ELECTED TO THE SENATE OF THE UNITED STATES--ILLNESS AND DEATH OF MRS. WEBSTER AT NEW YORK--HER FUNERAL IN BOSTON--RETURN OF MR. WEBSTER TO WASHINGTON--VISITED BY MR. TICKNOR AND MR. PRESCOTT--SPEECH FOR THE REVOLUTIONARY OFFICERS--SPEECH ON THE TARIFF--PUBLIC DINNER IN BOSTON--THE PRESIDENTIAL ELECTION--PROSECUTES FOR A LIBEL--ADDRESS BEFORE THE BOSTON MECHANICS' ASSOCIATION.

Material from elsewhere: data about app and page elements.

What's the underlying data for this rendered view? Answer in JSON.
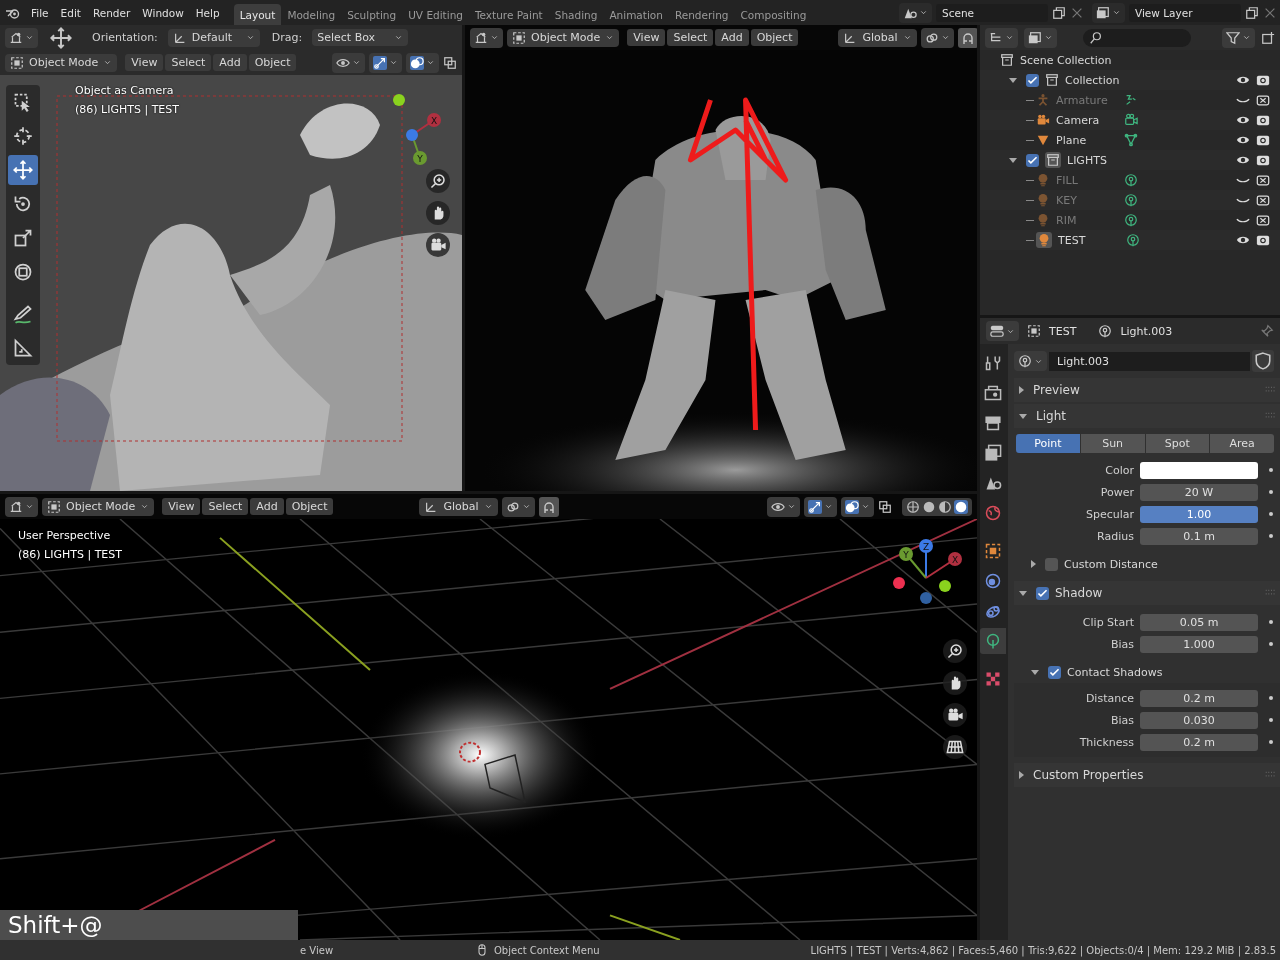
{
  "top_bar": {
    "menus": [
      "File",
      "Edit",
      "Render",
      "Window",
      "Help"
    ],
    "workspaces": [
      {
        "label": "Layout",
        "selected": true
      },
      {
        "label": "Modeling",
        "selected": false
      },
      {
        "label": "Sculpting",
        "selected": false
      },
      {
        "label": "UV Editing",
        "selected": false
      },
      {
        "label": "Texture Paint",
        "selected": false
      },
      {
        "label": "Shading",
        "selected": false
      },
      {
        "label": "Animation",
        "selected": false
      },
      {
        "label": "Rendering",
        "selected": false
      },
      {
        "label": "Compositing",
        "selected": false
      }
    ],
    "scene": "Scene",
    "view_layer": "View Layer"
  },
  "viewport_camera": {
    "tool_header": {
      "orientation_label": "Orientation:",
      "orientation": "Default",
      "drag_label": "Drag:",
      "drag": "Select Box"
    },
    "mode": "Object Mode",
    "menus": [
      "View",
      "Select",
      "Add",
      "Object"
    ],
    "overlay_text": [
      "Object as Camera",
      "(86) LIGHTS | TEST"
    ],
    "gizmo_axes": [
      "X",
      "Y"
    ],
    "tools": [
      {
        "kind": "select",
        "selected": false
      },
      {
        "kind": "cursor",
        "selected": false
      },
      {
        "kind": "move",
        "selected": true
      },
      {
        "kind": "rotate",
        "selected": false
      },
      {
        "kind": "scale",
        "selected": false
      },
      {
        "kind": "transform",
        "selected": false
      },
      {
        "kind": "annotate",
        "selected": false
      },
      {
        "kind": "measure",
        "selected": false
      }
    ]
  },
  "viewport_render": {
    "mode": "Object Mode",
    "menus": [
      "View",
      "Select",
      "Add",
      "Object"
    ],
    "orientation": "Global"
  },
  "viewport_perspective": {
    "mode": "Object Mode",
    "menus": [
      "View",
      "Select",
      "Add",
      "Object"
    ],
    "orientation": "Global",
    "overlay_text": [
      "User Perspective",
      "(86) LIGHTS | TEST"
    ],
    "gizmo_axes": [
      "Y",
      "Z",
      "X"
    ],
    "shading": [
      {
        "selected": false
      },
      {
        "selected": false
      },
      {
        "selected": false
      },
      {
        "selected": true
      }
    ]
  },
  "outliner": {
    "root": "Scene Collection",
    "collections": [
      {
        "name": "Collection",
        "checked": true,
        "expanded": true,
        "active": false,
        "objects": [
          {
            "name": "Armature",
            "kind": "armature",
            "visible": false,
            "active": false
          },
          {
            "name": "Camera",
            "kind": "camera",
            "visible": true,
            "active": false
          },
          {
            "name": "Plane",
            "kind": "mesh",
            "visible": true,
            "active": false
          }
        ]
      },
      {
        "name": "LIGHTS",
        "checked": true,
        "expanded": true,
        "active": true,
        "objects": [
          {
            "name": "FILL",
            "kind": "light",
            "visible": false,
            "active": false
          },
          {
            "name": "KEY",
            "kind": "light",
            "visible": false,
            "active": false
          },
          {
            "name": "RIM",
            "kind": "light",
            "visible": false,
            "active": false
          },
          {
            "name": "TEST",
            "kind": "light",
            "visible": true,
            "active": true
          }
        ]
      }
    ]
  },
  "properties": {
    "object": "TEST",
    "data": "Light.003",
    "datablock": "Light.003",
    "tabs": [
      {
        "kind": "tool",
        "selected": false
      },
      {
        "kind": "render",
        "selected": false
      },
      {
        "kind": "output",
        "selected": false
      },
      {
        "kind": "view_layer",
        "selected": false
      },
      {
        "kind": "scene",
        "selected": false
      },
      {
        "kind": "world",
        "selected": false
      },
      {
        "kind": "object",
        "selected": false
      },
      {
        "kind": "physics",
        "selected": false
      },
      {
        "kind": "constraints",
        "selected": false
      },
      {
        "kind": "light",
        "selected": true
      },
      {
        "kind": "texture",
        "selected": false
      }
    ],
    "panels": [
      {
        "title": "Preview",
        "expanded": false
      },
      {
        "title": "Light",
        "expanded": true,
        "light_types": [
          {
            "label": "Point",
            "selected": true
          },
          {
            "label": "Sun",
            "selected": false
          },
          {
            "label": "Spot",
            "selected": false
          },
          {
            "label": "Area",
            "selected": false
          }
        ],
        "fields": [
          {
            "label": "Color",
            "kind": "color",
            "color": "#ffffff"
          },
          {
            "label": "Power",
            "kind": "number",
            "value": "20 W",
            "active": false
          },
          {
            "label": "Specular",
            "kind": "number",
            "value": "1.00",
            "active": true
          },
          {
            "label": "Radius",
            "kind": "number",
            "value": "0.1 m",
            "active": false
          }
        ],
        "subpanels": [
          {
            "title": "Custom Distance",
            "expanded": false,
            "checked": false
          }
        ]
      },
      {
        "title": "Shadow",
        "expanded": true,
        "checked": true,
        "fields": [
          {
            "label": "Clip Start",
            "kind": "number",
            "value": "0.05 m",
            "active": false
          },
          {
            "label": "Bias",
            "kind": "number",
            "value": "1.000",
            "active": false
          }
        ],
        "subpanels": [
          {
            "title": "Contact Shadows",
            "expanded": true,
            "checked": true,
            "fields": [
              {
                "label": "Distance",
                "kind": "number",
                "value": "0.2 m",
                "active": false
              },
              {
                "label": "Bias",
                "kind": "number",
                "value": "0.030",
                "active": false
              },
              {
                "label": "Thickness",
                "kind": "number",
                "value": "0.2 m",
                "active": false
              }
            ]
          }
        ]
      },
      {
        "title": "Custom Properties",
        "expanded": false
      }
    ]
  },
  "key_overlay": "Shift+@",
  "status_bar": {
    "hints": [
      "e View",
      "Object Context Menu"
    ],
    "stats": "LIGHTS | TEST | Verts:4,862 | Faces:5,460 | Tris:9,622 | Objects:0/4 | Mem: 129.2 MiB | 2.83.5"
  }
}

THE relation of Mr. Webster to the administration of Mr. John Quincy Adams did not, as we have seen, commence as the relation of a partisan. At the time of Mr. Adams's election, by the House of Representatives, parties had not yet formed themselves into a distinct division; but the "era of good feeling," which had prevailed under Mr. Monroe, was certain to be followed by divisions among the public men of the country, that would lead to the formation of defined parties, animated by a spirit of hostility the more rancorous, because the opposition was to be made up from previously discordant elements, and fragments of former parties, for the purpose of elevating to the presidency a distinguished military chieftain, who had been one of the defeated candidates at the late election. Mr. Webster desired to postpone the evil day of such parties as long as possible. His general views respecting the principles on which the administration of the Federal Government should be conducted had never been those of the extreme